### What you will do
Would you please write out each entry that follows, exactly as written?
--------------------
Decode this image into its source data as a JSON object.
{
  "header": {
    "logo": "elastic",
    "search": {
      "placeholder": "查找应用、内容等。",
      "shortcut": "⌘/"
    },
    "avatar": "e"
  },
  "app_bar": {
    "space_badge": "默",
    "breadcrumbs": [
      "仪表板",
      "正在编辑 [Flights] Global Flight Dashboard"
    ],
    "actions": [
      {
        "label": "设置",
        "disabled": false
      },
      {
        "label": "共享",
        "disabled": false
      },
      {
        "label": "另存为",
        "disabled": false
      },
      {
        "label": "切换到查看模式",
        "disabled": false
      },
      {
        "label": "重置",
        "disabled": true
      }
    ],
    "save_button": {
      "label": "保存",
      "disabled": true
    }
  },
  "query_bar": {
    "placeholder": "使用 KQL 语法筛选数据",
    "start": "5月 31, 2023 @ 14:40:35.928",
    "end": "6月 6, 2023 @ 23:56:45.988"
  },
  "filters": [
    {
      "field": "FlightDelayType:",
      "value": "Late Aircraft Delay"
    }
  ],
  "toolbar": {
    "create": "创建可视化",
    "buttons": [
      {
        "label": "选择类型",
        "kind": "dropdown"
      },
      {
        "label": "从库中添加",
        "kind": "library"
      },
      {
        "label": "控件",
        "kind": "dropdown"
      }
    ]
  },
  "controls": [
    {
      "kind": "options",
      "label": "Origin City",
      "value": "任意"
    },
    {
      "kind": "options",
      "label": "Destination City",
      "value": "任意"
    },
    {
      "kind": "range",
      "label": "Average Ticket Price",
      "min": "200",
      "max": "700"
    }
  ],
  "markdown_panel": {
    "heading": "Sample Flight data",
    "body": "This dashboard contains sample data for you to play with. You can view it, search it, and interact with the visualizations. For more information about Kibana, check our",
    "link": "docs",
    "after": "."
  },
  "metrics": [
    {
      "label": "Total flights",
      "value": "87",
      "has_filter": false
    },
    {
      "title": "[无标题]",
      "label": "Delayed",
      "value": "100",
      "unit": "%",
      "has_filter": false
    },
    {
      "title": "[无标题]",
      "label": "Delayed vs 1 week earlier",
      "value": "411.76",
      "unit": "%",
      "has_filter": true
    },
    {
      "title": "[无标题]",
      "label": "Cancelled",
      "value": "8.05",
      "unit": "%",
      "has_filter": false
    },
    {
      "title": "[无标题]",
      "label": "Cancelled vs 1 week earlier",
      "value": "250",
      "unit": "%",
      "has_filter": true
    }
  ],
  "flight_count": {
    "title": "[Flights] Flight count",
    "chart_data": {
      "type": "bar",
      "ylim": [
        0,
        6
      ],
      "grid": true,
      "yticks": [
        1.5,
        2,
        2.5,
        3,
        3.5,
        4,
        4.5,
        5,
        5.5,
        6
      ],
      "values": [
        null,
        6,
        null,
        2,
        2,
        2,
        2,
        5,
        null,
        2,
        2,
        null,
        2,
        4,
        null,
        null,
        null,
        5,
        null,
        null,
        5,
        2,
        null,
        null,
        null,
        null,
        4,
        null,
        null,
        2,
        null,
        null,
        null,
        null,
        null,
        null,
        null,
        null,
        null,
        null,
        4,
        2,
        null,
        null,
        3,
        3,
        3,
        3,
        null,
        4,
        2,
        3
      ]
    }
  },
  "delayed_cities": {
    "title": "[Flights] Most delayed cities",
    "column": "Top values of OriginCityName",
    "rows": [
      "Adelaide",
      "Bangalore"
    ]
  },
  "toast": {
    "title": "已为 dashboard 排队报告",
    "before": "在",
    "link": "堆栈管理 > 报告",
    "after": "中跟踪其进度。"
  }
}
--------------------
### Problem solution
Decode this image into its source data as a JSON object.
{
  "header": {
    "logo": "elastic",
    "search": {
      "placeholder": "查找应用、内容等。",
      "shortcut": "⌘/"
    },
    "avatar": "e"
  },
  "app_bar": {
    "space_badge": "默",
    "breadcrumbs": [
      "仪表板",
      "正在编辑 [Flights] Global Flight Dashboard"
    ],
    "actions": [
      {
        "label": "设置",
        "disabled": false
      },
      {
        "label": "共享",
        "disabled": false
      },
      {
        "label": "另存为",
        "disabled": false
      },
      {
        "label": "切换到查看模式",
        "disabled": false
      },
      {
        "label": "重置",
        "disabled": true
      }
    ],
    "save_button": {
      "label": "保存",
      "disabled": true
    }
  },
  "query_bar": {
    "placeholder": "使用 KQL 语法筛选数据",
    "start": "5月 31, 2023 @ 14:40:35.928",
    "end": "6月 6, 2023 @ 23:56:45.988"
  },
  "filters": [
    {
      "field": "FlightDelayType:",
      "value": "Late Aircraft Delay"
    }
  ],
  "toolbar": {
    "create": "创建可视化",
    "buttons": [
      {
        "label": "选择类型",
        "kind": "dropdown"
      },
      {
        "label": "从库中添加",
        "kind": "library"
      },
      {
        "label": "控件",
        "kind": "dropdown"
      }
    ]
  },
  "controls": [
    {
      "kind": "options",
      "label": "Origin City",
      "value": "任意"
    },
    {
      "kind": "options",
      "label": "Destination City",
      "value": "任意"
    },
    {
      "kind": "range",
      "label": "Average Ticket Price",
      "min": "200",
      "max": "700"
    }
  ],
  "markdown_panel": {
    "heading": "Sample Flight data",
    "body": "This dashboard contains sample data for you to play with. You can view it, search it, and interact with the visualizations. For more information about Kibana, check our",
    "link": "docs",
    "after": "."
  },
  "metrics": [
    {
      "label": "Total flights",
      "value": "87",
      "has_filter": false
    },
    {
      "title": "[无标题]",
      "label": "Delayed",
      "value": "100",
      "unit": "%",
      "has_filter": false
    },
    {
      "title": "[无标题]",
      "label": "Delayed vs 1 week earlier",
      "value": "411.76",
      "unit": "%",
      "has_filter": true
    },
    {
      "title": "[无标题]",
      "label": "Cancelled",
      "value": "8.05",
      "unit": "%",
      "has_filter": false
    },
    {
      "title": "[无标题]",
      "label": "Cancelled vs 1 week earlier",
      "value": "250",
      "unit": "%",
      "has_filter": true
    }
  ],
  "flight_count": {
    "title": "[Flights] Flight count",
    "chart_data": {
      "type": "bar",
      "ylim": [
        0,
        6
      ],
      "grid": true,
      "yticks": [
        1.5,
        2,
        2.5,
        3,
        3.5,
        4,
        4.5,
        5,
        5.5,
        6
      ],
      "values": [
        null,
        6,
        null,
        2,
        2,
        2,
        2,
        5,
        null,
        2,
        2,
        null,
        2,
        4,
        null,
        null,
        null,
        5,
        null,
        null,
        5,
        2,
        null,
        null,
        null,
        null,
        4,
        null,
        null,
        2,
        null,
        null,
        null,
        null,
        null,
        null,
        null,
        null,
        null,
        null,
        4,
        2,
        null,
        null,
        3,
        3,
        3,
        3,
        null,
        4,
        2,
        3
      ]
    }
  },
  "delayed_cities": {
    "title": "[Flights] Most delayed cities",
    "column": "Top values of OriginCityName",
    "rows": [
      "Adelaide",
      "Bangalore"
    ]
  },
  "toast": {
    "title": "已为 dashboard 排队报告",
    "before": "在",
    "link": "堆栈管理 > 报告",
    "after": "中跟踪其进度。"
  }
}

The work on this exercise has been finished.